Whether you’re an experienced poker player or a beginner, there are many benefits to playing the game. Not only can it help you develop a number of important skills, but it can also have a positive impact on your mental health.
Improves Concentration, Focus & Decision Making
Playing poker regularly can help you develop discipline and concentration. This is essential for success at the table, as well as in your daily life. In addition, it helps to reduce stress and anxiety.
It also provides a physical health boost, as playing poker can increase your blood flow and give you a burst of energy. In fact, the adrenaline rush from playing poker can last for hours after the game is over.
Improves Your Social Skills
If you’re a social person, poker can be an excellent way to make friends and have fun. You can meet people from different walks of life and backgrounds while playing the game, which can be an incredibly beneficial experience.

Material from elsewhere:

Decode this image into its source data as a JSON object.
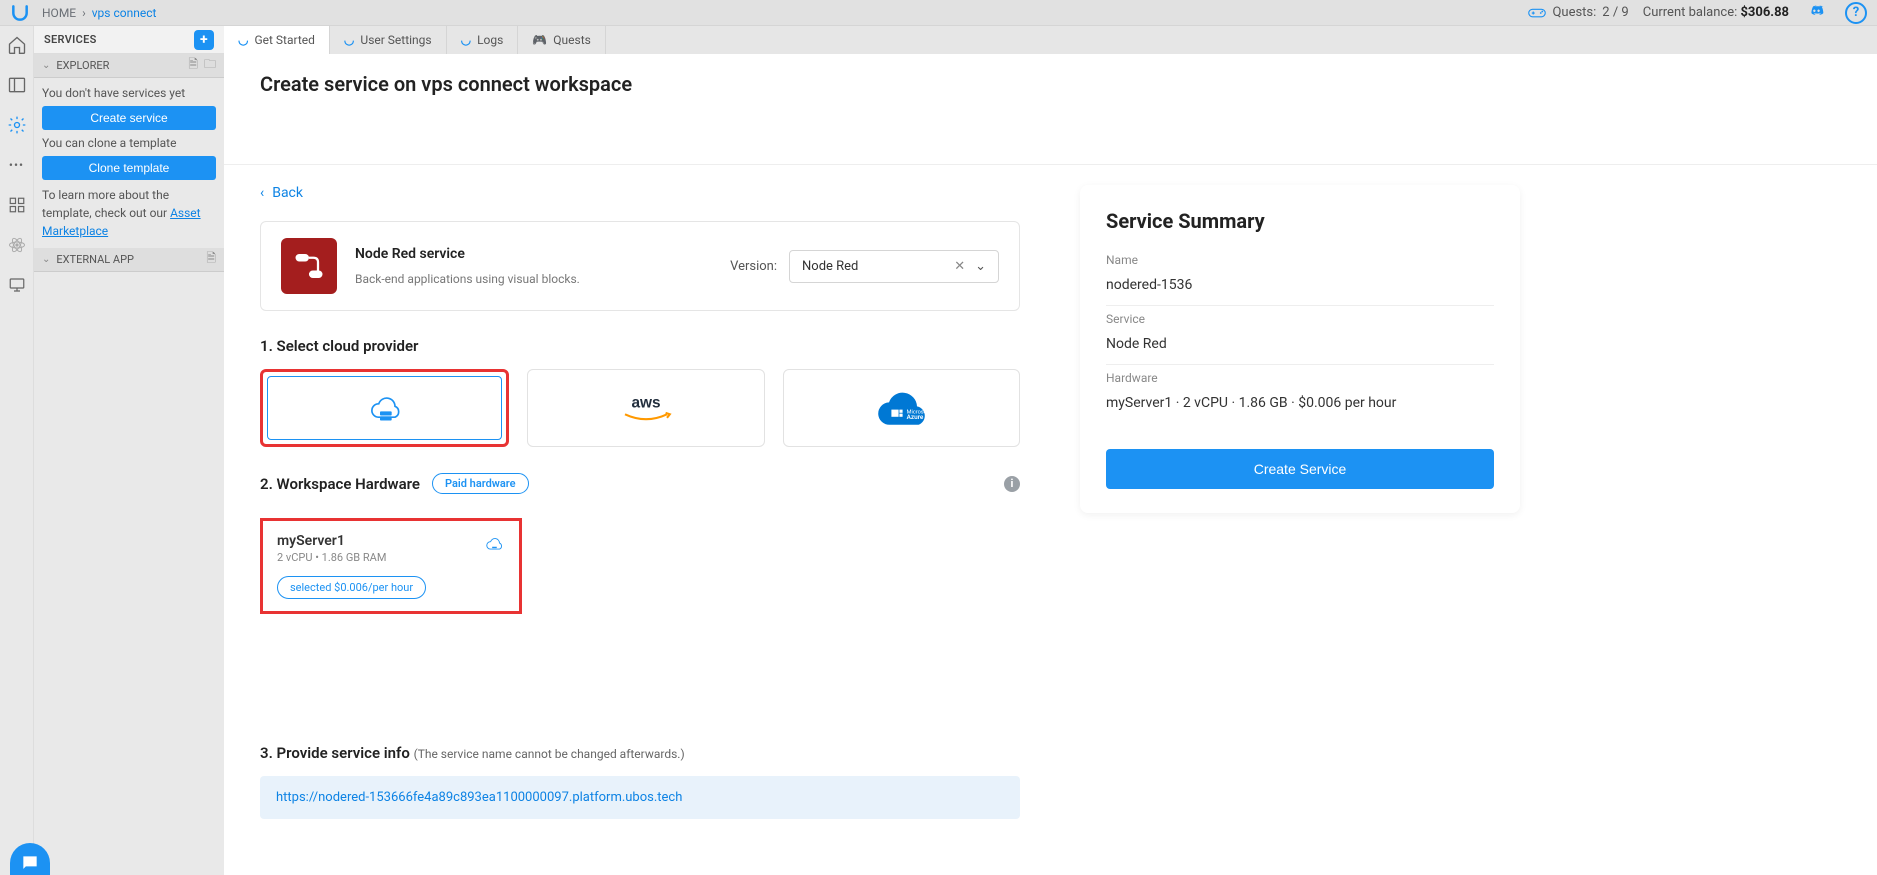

Your Body Language Can Make You a Better Player
One of the most crucial skills to have when playing poker is the ability to read other players’ body language. This involves looking for tells (signs that someone is stressed, bluffing or just really happy with their hand), as well as understanding your own body language and being able to use it to your advantage.
This skill can be applied to any situation where you need to read other people’s behavior, from the salesperson on your next job application to the leader of a large group of people at work.

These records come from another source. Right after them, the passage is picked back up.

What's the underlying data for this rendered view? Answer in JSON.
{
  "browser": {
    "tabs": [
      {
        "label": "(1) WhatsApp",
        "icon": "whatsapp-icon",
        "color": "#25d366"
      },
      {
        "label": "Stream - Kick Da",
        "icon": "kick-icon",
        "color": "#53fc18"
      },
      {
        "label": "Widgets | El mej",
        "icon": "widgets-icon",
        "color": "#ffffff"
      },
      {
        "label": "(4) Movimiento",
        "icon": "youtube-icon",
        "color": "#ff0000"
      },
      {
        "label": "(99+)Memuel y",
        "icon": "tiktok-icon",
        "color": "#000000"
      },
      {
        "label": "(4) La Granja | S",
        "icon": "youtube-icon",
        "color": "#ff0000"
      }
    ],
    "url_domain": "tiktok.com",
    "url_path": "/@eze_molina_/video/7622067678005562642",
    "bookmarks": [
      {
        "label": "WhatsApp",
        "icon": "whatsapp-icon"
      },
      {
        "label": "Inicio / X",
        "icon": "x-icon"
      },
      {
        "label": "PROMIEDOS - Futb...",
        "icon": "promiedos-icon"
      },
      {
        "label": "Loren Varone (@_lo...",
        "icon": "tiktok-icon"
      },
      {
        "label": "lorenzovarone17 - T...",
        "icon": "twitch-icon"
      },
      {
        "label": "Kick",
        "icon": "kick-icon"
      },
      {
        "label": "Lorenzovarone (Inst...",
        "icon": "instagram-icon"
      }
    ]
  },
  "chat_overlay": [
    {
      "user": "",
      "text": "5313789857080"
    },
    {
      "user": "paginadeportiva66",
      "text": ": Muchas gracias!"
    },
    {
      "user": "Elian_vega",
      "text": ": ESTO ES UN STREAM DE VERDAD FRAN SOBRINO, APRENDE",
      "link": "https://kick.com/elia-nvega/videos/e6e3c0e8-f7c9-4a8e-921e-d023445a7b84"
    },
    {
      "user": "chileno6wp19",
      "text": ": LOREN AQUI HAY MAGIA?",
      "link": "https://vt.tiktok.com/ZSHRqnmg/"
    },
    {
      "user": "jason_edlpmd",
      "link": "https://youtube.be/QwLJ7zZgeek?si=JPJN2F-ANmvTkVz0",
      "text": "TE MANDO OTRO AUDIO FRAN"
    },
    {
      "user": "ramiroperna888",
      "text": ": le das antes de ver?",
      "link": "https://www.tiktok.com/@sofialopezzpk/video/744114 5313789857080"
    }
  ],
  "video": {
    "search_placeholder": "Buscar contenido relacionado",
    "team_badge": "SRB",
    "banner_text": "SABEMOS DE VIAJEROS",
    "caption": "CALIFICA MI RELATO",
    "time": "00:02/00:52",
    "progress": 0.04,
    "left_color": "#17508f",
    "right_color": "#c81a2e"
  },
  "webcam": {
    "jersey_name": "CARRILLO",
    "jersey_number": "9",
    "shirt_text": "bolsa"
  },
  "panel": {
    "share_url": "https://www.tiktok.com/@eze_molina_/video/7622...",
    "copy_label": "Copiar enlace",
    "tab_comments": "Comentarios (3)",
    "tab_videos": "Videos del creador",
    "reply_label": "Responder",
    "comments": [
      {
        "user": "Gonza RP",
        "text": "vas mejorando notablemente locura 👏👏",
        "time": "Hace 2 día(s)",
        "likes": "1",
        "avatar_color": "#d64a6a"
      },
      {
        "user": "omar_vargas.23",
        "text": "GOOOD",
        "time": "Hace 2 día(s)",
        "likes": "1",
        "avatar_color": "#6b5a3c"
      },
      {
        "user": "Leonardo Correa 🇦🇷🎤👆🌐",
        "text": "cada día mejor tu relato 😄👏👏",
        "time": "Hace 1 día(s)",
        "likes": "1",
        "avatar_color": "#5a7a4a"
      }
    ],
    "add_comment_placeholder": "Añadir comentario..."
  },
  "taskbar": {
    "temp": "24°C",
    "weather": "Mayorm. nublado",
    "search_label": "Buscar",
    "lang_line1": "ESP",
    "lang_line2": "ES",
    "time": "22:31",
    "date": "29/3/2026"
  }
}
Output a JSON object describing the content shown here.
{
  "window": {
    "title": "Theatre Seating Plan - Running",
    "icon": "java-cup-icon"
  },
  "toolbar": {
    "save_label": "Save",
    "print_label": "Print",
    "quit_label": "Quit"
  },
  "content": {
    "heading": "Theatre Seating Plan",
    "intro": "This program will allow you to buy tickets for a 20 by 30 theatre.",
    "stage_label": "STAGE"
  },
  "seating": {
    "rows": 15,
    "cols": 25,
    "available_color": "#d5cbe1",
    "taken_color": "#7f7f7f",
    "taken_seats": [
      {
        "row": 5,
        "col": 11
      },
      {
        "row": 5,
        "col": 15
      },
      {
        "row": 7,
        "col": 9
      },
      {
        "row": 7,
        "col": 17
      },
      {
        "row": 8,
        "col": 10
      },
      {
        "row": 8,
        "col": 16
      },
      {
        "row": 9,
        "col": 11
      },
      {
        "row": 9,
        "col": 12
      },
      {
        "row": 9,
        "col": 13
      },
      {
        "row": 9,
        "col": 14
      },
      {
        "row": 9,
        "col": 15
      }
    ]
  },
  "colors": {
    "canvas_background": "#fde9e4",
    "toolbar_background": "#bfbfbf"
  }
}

Learning to read other people’s body language is a vital skill for anyone who wants to be successful in poker or in any other area of their life. It can also help you be a more confident and self-assured individual by teaching you to identify how other people are feeling at any given time.
It can even improve your memory and speed of reaction, which is an important part of being a successful poker player. The brain builds and strengthens neural pathways as it processes information, so the more you do this activity, the stronger your cognitive abilities will be.
You’ll also be able to learn how to cope with failure. If you’re a good poker player, you won’t chase a loss or throw a tantrum over a bad hand — you’ll fold, learn a lesson and move on.
Developing Quick Instincts
It’s important to practice and watch other players play poker to develop quick instincts that will enable you to win more hands. This can be done by imagining yourself in the shoes of an experienced player and watching how they react to certain situations.
Using a Wide Range of Poker Tactics
A vast, varied and well-stocked arsenal of poker tactics is a must for any serious poker player. This is because if you find yourself with a weak hand that can’t beat the flop or a strong hand that’s unable to win, you need to be able to change your strategy immediately. This is the only way to ensure that you have a chance of winning each hand you play.